Workers in various departments have complained about not being paid, being underpaid, or in some cases being overpaid.

'We are fixing it,' Brison says

Public Works Minister Judy Foote has called the situation "unacceptable" and opened a temporary work centre to deal with a growing backlog of Phoenix-related cases.

Treasury Board President Scott Brison said today he is frustrated with the mess and blamed it on the previous Conservative government.

"I'm disgusted by the situation that we inherited and we are fixing it," he said. "We have tremendous respect for the hard work of our public servants and they deserve to be paid accurately and on time."

PSAC calls it a 'national disgrace'

Chris Aylward, vice-president of the Public Service Alliance of Canada, was skeptical the measures would do anything to address the problems and accused the government of "spouting the same rhetoric" for months.

Chris Aylward

Chris Aylward, the national vice-president for PSAC, calls the Phoenix system problems a 'national disgrace.' (Submitted)

He also suggested officials underestimated the numbers of people most seriously affected.

"I'm not really enthusiastic about what they announced today because they didn't address Phoenix, and until they do the problems will continue," he told CBC News. "This is a national disgrace."

PSAC, which represents 170,000 public servants of the total force of 300,000, wants the Phoenix system taken off-line until the glitches are addressed.

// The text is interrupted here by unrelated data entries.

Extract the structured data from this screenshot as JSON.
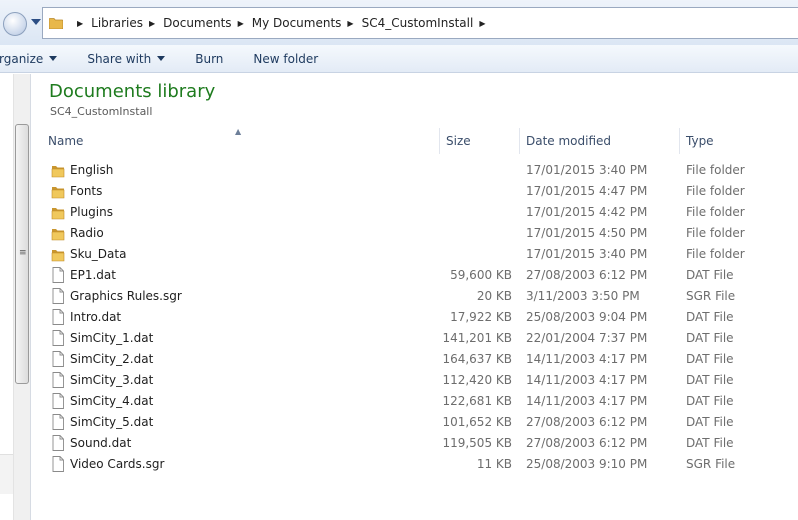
{
  "breadcrumbs": [
    "Libraries",
    "Documents",
    "My Documents",
    "SC4_CustomInstall"
  ],
  "toolbar": {
    "organize_label": "rganize",
    "share_label": "Share with",
    "burn_label": "Burn",
    "new_folder_label": "New folder"
  },
  "library": {
    "title": "Documents library",
    "subtitle": "SC4_CustomInstall"
  },
  "columns": {
    "name": "Name",
    "size": "Size",
    "date": "Date modified",
    "type": "Type"
  },
  "files": [
    {
      "name": "English",
      "size": "",
      "date": "17/01/2015 3:40 PM",
      "type": "File folder",
      "icon": "folder-icon"
    },
    {
      "name": "Fonts",
      "size": "",
      "date": "17/01/2015 4:47 PM",
      "type": "File folder",
      "icon": "folder-icon"
    },
    {
      "name": "Plugins",
      "size": "",
      "date": "17/01/2015 4:42 PM",
      "type": "File folder",
      "icon": "folder-icon"
    },
    {
      "name": "Radio",
      "size": "",
      "date": "17/01/2015 4:50 PM",
      "type": "File folder",
      "icon": "folder-icon"
    },
    {
      "name": "Sku_Data",
      "size": "",
      "date": "17/01/2015 3:40 PM",
      "type": "File folder",
      "icon": "folder-icon"
    },
    {
      "name": "EP1.dat",
      "size": "59,600 KB",
      "date": "27/08/2003 6:12 PM",
      "type": "DAT File",
      "icon": "file-icon"
    },
    {
      "name": "Graphics Rules.sgr",
      "size": "20 KB",
      "date": "3/11/2003 3:50 PM",
      "type": "SGR File",
      "icon": "file-icon"
    },
    {
      "name": "Intro.dat",
      "size": "17,922 KB",
      "date": "25/08/2003 9:04 PM",
      "type": "DAT File",
      "icon": "file-icon"
    },
    {
      "name": "SimCity_1.dat",
      "size": "141,201 KB",
      "date": "22/01/2004 7:37 PM",
      "type": "DAT File",
      "icon": "file-icon"
    },
    {
      "name": "SimCity_2.dat",
      "size": "164,637 KB",
      "date": "14/11/2003 4:17 PM",
      "type": "DAT File",
      "icon": "file-icon"
    },
    {
      "name": "SimCity_3.dat",
      "size": "112,420 KB",
      "date": "14/11/2003 4:17 PM",
      "type": "DAT File",
      "icon": "file-icon"
    },
    {
      "name": "SimCity_4.dat",
      "size": "122,681 KB",
      "date": "14/11/2003 4:17 PM",
      "type": "DAT File",
      "icon": "file-icon"
    },
    {
      "name": "SimCity_5.dat",
      "size": "101,652 KB",
      "date": "27/08/2003 6:12 PM",
      "type": "DAT File",
      "icon": "file-icon"
    },
    {
      "name": "Sound.dat",
      "size": "119,505 KB",
      "date": "27/08/2003 6:12 PM",
      "type": "DAT File",
      "icon": "file-icon"
    },
    {
      "name": "Video Cards.sgr",
      "size": "11 KB",
      "date": "25/08/2003 9:10 PM",
      "type": "SGR File",
      "icon": "file-icon"
    }
  ],
  "colors": {
    "library_title": "#1e7b1e",
    "folder": "#e8b84a",
    "header_text": "#3b4e6b"
  }
}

A dozen unions representing federal workers have already filed a notice of application in Federal Court to force the government to pay its employees properly and on time. Aylward said that court action will proceed.